So, if you’re interested in receiving updates via RSS when a new Heating article is posted, all you have to do is click the “Heating” Topic in the “Topics” listing on the …
Home Energy Tips »
Its happened to everyone. A few months out of the year, you either slip up and use too much energy, or need to use more energy out of necessity. Winter months in a cold climate, or the summer months in warmer climates are the classic examples.
Budget payments offered by the utility companies give you the flexibility of paying lower energy bills during these months, but you pay the same amount every month for a fixed term – usually 6-10 months or billing cycles.
Budget payments do no save you money. And …

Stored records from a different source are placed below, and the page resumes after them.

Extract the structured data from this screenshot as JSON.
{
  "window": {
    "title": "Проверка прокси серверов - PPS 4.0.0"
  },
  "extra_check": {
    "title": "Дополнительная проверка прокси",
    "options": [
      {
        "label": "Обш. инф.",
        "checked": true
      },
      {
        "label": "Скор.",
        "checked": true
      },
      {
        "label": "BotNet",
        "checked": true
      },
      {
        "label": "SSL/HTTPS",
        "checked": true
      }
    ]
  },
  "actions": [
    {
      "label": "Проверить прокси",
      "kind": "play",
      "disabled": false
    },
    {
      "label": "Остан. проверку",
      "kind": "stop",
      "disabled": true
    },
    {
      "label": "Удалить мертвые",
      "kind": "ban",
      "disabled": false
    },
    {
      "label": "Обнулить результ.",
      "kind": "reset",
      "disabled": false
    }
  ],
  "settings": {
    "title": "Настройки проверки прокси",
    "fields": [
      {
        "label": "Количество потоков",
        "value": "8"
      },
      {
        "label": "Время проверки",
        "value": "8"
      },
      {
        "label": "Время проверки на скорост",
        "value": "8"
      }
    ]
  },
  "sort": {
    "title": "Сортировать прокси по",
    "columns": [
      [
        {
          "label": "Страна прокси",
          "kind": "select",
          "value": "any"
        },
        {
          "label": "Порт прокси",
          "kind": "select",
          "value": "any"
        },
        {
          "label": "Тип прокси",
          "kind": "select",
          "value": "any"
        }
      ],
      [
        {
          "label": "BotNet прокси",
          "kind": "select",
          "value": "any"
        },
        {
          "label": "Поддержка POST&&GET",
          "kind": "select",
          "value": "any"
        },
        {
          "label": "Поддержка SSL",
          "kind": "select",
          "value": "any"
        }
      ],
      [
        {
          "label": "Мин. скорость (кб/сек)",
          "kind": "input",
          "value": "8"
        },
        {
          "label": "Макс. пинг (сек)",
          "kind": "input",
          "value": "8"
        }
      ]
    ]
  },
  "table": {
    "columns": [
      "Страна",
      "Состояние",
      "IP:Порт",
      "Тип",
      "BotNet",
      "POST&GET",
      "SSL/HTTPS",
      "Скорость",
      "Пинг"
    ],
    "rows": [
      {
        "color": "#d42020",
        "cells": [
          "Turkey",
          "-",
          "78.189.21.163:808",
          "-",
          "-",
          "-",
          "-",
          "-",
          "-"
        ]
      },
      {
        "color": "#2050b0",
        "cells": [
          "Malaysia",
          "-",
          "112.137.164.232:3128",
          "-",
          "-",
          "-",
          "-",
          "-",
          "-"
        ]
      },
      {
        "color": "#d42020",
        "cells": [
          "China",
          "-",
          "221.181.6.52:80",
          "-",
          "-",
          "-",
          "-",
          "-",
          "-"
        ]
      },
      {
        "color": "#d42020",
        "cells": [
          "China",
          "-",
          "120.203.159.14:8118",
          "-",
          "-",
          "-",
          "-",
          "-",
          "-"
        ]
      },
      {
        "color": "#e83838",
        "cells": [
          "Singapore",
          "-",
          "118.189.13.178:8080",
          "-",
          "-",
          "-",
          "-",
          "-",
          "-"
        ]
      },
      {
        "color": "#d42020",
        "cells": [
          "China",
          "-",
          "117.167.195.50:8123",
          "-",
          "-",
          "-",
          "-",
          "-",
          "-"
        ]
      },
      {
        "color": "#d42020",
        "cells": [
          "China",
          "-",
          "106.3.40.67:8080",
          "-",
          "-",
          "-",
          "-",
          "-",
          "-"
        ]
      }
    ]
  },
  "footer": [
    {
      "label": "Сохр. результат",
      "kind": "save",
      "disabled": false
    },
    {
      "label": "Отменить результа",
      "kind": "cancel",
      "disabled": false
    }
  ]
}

Q: I was walking around my neighborhood today and saw that my roof barely had any snow on it, but my neighbor’s houses did. I think we have the same roofs. Is this a problem?
Probably. If you don’t have snow on your roof, this points to an energy leak through your attic to the roof. What’s probably happening is the warmed or heated air in your home rises, and the last place it gathers is the attic. Typically, there are attic vents or ventilation fans to disperse the additional heat. …
Electricity, Home Energy Tips »
There is a debate in the home energy community over what to do if given the choice between using a microwave oven to cook versus a gas powered range. My obvious advice is this: it really depends on what is being cooked and how much is being prepared. All meals are not created equally.
Home Energy Tips »
With harsh economic times upon us, smart homeowners and even renters are turning to their energy bills as a source of potential savings. Let’s look at 3 dirt simple tips (or steps) that are proven to save money on energy.
Turn down the thermostat in the winter. Chances are you’ve heard this tip before. Turning down your thermostat to 68 degrees F (or about 20 degrees C) in the cold winter months (or anytime that the furnace is on) will save you money on your energy bills. How much will it …
Do It Yourself Projects »
The holidays are over, and hopefully they have been good to you. Chances are you received some new gadgets, maybe bought a new one or two, or are planning on improvements with your tax refund.
Now is the time to take stock of your energy usage in your home. Yes, today is time for another energy audit.
Once you have everything settled in place, take a few hours to walk through, measure energy usage, and make some estimations as to how much you will use it. Most people’s energy bills spike after …